Among the entries below, how many lines contain the string "kind"? Only the number, please.

------ Data for this exercise

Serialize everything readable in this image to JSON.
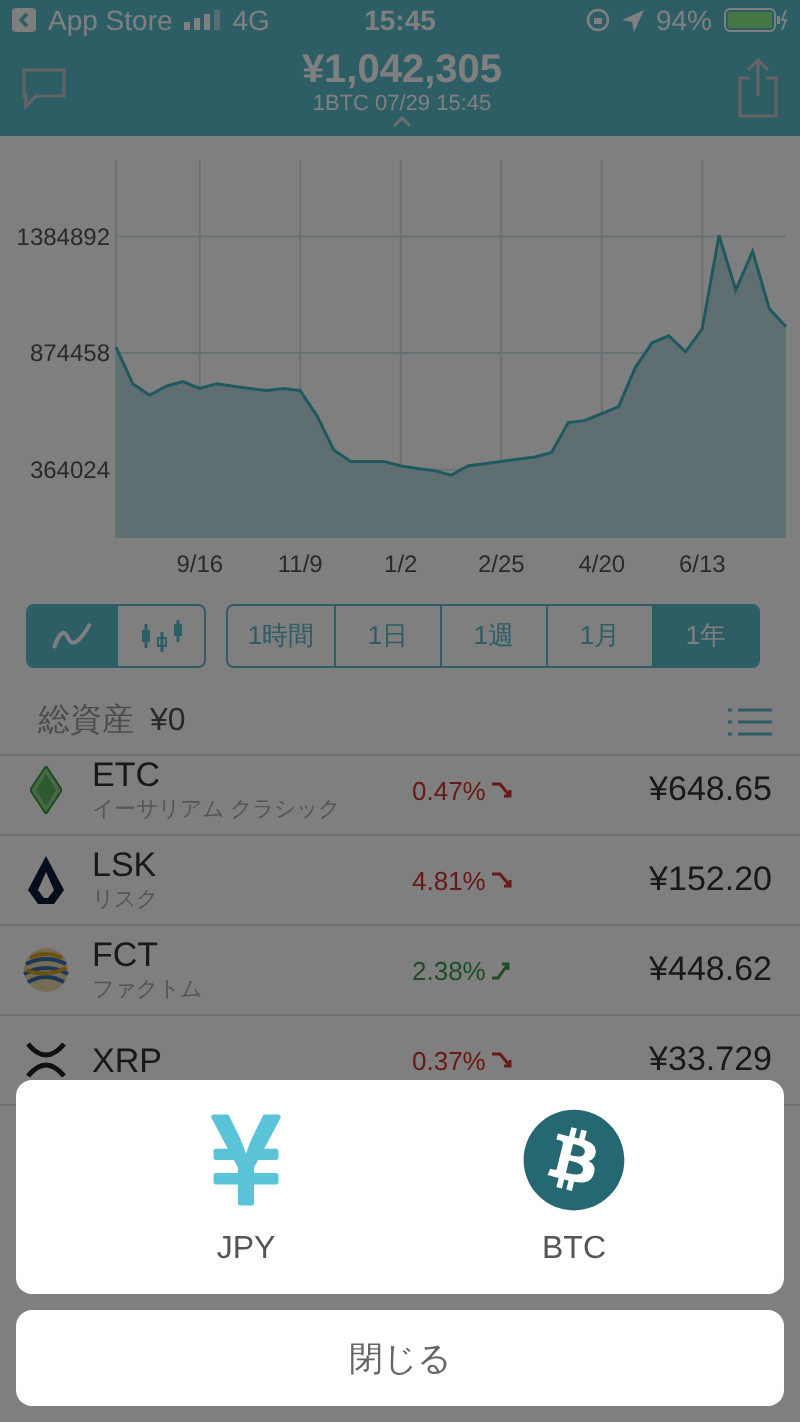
{
  "status_bar": {
    "back_label": "App Store",
    "network": "4G",
    "time": "15:45",
    "battery": "94%"
  },
  "header": {
    "price": "¥1,042,305",
    "subtitle": "1BTC  07/29 15:45"
  },
  "chart": {
    "chart_data": {
      "type": "area",
      "categories": [
        null,
        null,
        null,
        null,
        null,
        "9/16",
        null,
        null,
        null,
        null,
        null,
        "11/9",
        null,
        null,
        null,
        null,
        null,
        "1/2",
        null,
        null,
        null,
        null,
        null,
        "2/25",
        null,
        null,
        null,
        null,
        null,
        "4/20",
        null,
        null,
        null,
        null,
        null,
        "6/13",
        null,
        null,
        null,
        null,
        null
      ],
      "series": [
        {
          "color": "#3fb3c0",
          "values": [
            900000,
            740000,
            690000,
            730000,
            750000,
            720000,
            740000,
            730000,
            720000,
            710000,
            720000,
            710000,
            600000,
            450000,
            400000,
            400000,
            400000,
            380000,
            370000,
            360000,
            340000,
            380000,
            390000,
            400000,
            410000,
            420000,
            440000,
            570000,
            580000,
            610000,
            640000,
            810000,
            920000,
            950000,
            880000,
            980000,
            1390000,
            1150000,
            1320000,
            1070000,
            990000
          ]
        }
      ],
      "grid": true,
      "ylim": [
        65000,
        1720000
      ],
      "yticks": [
        364024,
        874458,
        1384892
      ]
    }
  },
  "chart_styles": [
    {
      "kind": "line",
      "selected": true
    },
    {
      "kind": "candle",
      "selected": false
    }
  ],
  "periods": [
    {
      "label": "1時間",
      "selected": false
    },
    {
      "label": "1日",
      "selected": false
    },
    {
      "label": "1週",
      "selected": false
    },
    {
      "label": "1月",
      "selected": false
    },
    {
      "label": "1年",
      "selected": true
    }
  ],
  "assets": {
    "label": "総資産",
    "value": "¥0"
  },
  "coins": [
    {
      "kind": "etc",
      "symbol": "ETC",
      "name": "イーサリアム クラシック",
      "change": "0.47%",
      "rising": false,
      "price": "¥648.65"
    },
    {
      "kind": "lsk",
      "symbol": "LSK",
      "name": "リスク",
      "change": "4.81%",
      "rising": false,
      "price": "¥152.20"
    },
    {
      "kind": "fct",
      "symbol": "FCT",
      "name": "ファクトム",
      "change": "2.38%",
      "rising": true,
      "price": "¥448.62"
    },
    {
      "kind": "xrp",
      "symbol": "XRP",
      "change": "0.37%",
      "rising": false,
      "price": "¥33.729"
    }
  ],
  "sheet": {
    "options": [
      {
        "kind": "yen",
        "label": "JPY"
      },
      {
        "kind": "bitcoin",
        "label": "BTC"
      }
    ],
    "close": "閉じる"
  }
}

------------

### Solution to this exercise
8